I know that I can go through this >> https://en.opensuse.org/SDB:NVIDIA_drivers but I didn’t know if I can look at what is pre-installed on the Live ISO.
You might tell us what kind of graphics card you have, and what driver you are running right now, and which one you want. Install the package Mesa-demo-x, and then run the following command as a normal user:
glxinfo | grep -i opengl
Paste the output here.
The recommended solution is to add “nomodeset” to the boot command line while booting the installer. Or, if that option exists, hit the graphics mode function key (I think it is F3) and select “NoKMS”.
That gives you a workable boot for installing. You can add the Nvidia drivers later.
There is no option in GNOME to change the graphics driver.

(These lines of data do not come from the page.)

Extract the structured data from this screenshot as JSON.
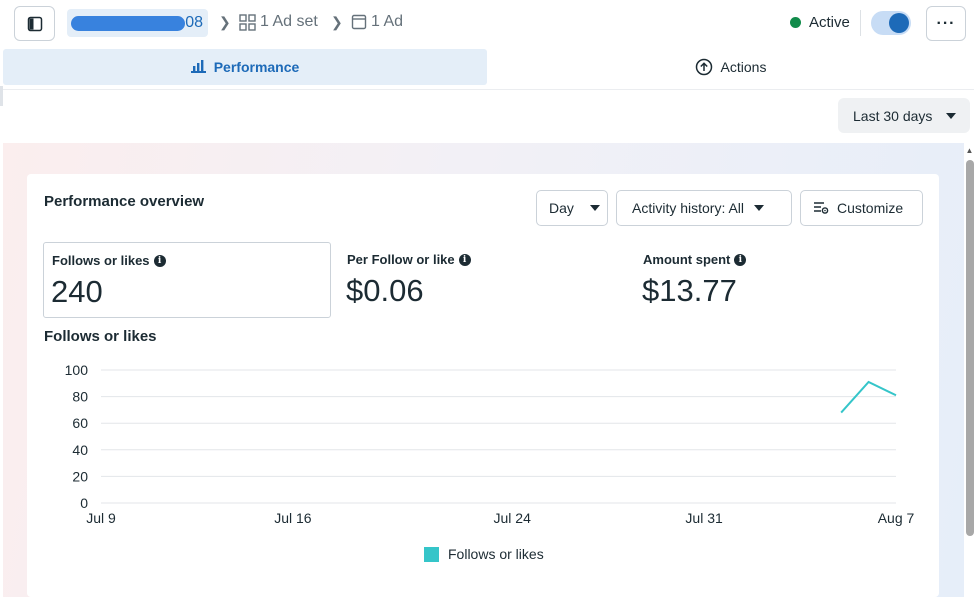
{
  "header": {
    "campaign_suffix": "08",
    "adset_label": "1 Ad set",
    "ad_label": "1 Ad",
    "status_label": "Active",
    "more_label": "···"
  },
  "tabs": [
    {
      "label": "Performance",
      "active": true
    },
    {
      "label": "Actions",
      "active": false
    }
  ],
  "date_range": "Last 30 days",
  "card": {
    "title": "Performance overview",
    "granularity": "Day",
    "activity_history": "Activity history: All",
    "customize_label": "Customize",
    "metrics": [
      {
        "label": "Follows or likes",
        "value": "240"
      },
      {
        "label": "Per Follow or like",
        "value": "$0.06"
      },
      {
        "label": "Amount spent",
        "value": "$13.77"
      }
    ],
    "chart_title": "Follows or likes"
  },
  "colors": {
    "accent": "#1d6ab8",
    "series": "#35c5c9",
    "active": "#118b4a"
  },
  "chart_data": {
    "type": "line",
    "title": "Follows or likes",
    "ylim": [
      0,
      100
    ],
    "yticks": [
      0,
      20,
      40,
      60,
      80,
      100
    ],
    "xticks": [
      "Jul 9",
      "Jul 16",
      "Jul 24",
      "Jul 31",
      "Aug 7"
    ],
    "xtick_days": [
      0,
      7,
      15,
      22,
      29
    ],
    "xlim_days": [
      0,
      29
    ],
    "grid": true,
    "legend": "bottom",
    "series": [
      {
        "name": "Follows or likes",
        "x_days": [
          27,
          28,
          29
        ],
        "values": [
          68,
          91,
          81
        ]
      }
    ]
  }
}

So you have an nvidia card and want to switch to the nvidia driver?
Well, it is not on the Live ISO, so you are most likely using nouveau.
You can have a look in GNOME’s settings->Details, this should show which graphics driver is used.
If you want to use the nvidia driver, just install it and it should be used automatically.
But this probably won’t work on a Live ISO.
If you copied it to an USB drive, you could actually install it (you obviously can’t on a DVD ), but I’m not sure if the writeable overlay is mounted in time for the driver to work.
I’m currently running a nVidia Geforce GTS 250 on the GNOME Live ISO. The video works fine with whatever it uses by default, other than the GPU fan runs high until I install the proper nVidia driver. It’s this way on all the other Linux distro’s I’ve used on this PC, so that’s not uncommon.
I’m just used to opening the “Additional Drivers” menu in other distro’s and selecting whatever drivers I need for the GPU/WiFi/etc
Makes sense. I’ll see if I can proceed with the openSUSE 13.1 GNOME install and go from there. Thanks!
Yes it is, though I have not tested that. The overlay is mounted very early. But it is too late to affect the actual loading of a kernel. It might be too late to blacklist “nouveau”, so perhaps you would still need “nomodeset” on the boot command line. It is mounted well before X is started.
I just resurrected my old AMD X24400+ today and dropped a Nvidia 8800GT I had lying around for giggles, the latest nvidia blob blacklists the nouvea driver in the script, I just needed to reboot after setting;
systemctl set-default multi-user.target
shutdown -r now
When the system came back up, logged in as root user, then;
sh NVIDIA-Linux-x86_64-340.32.run -a
systemctl set-default graphical.target
shutdown -r now
Right, I knew that.
I was rather worried about the initrd/plymouth.
If that initializes the graphics before the overlay is there, nouveau will be loaded and prevents the nvidia driver from working.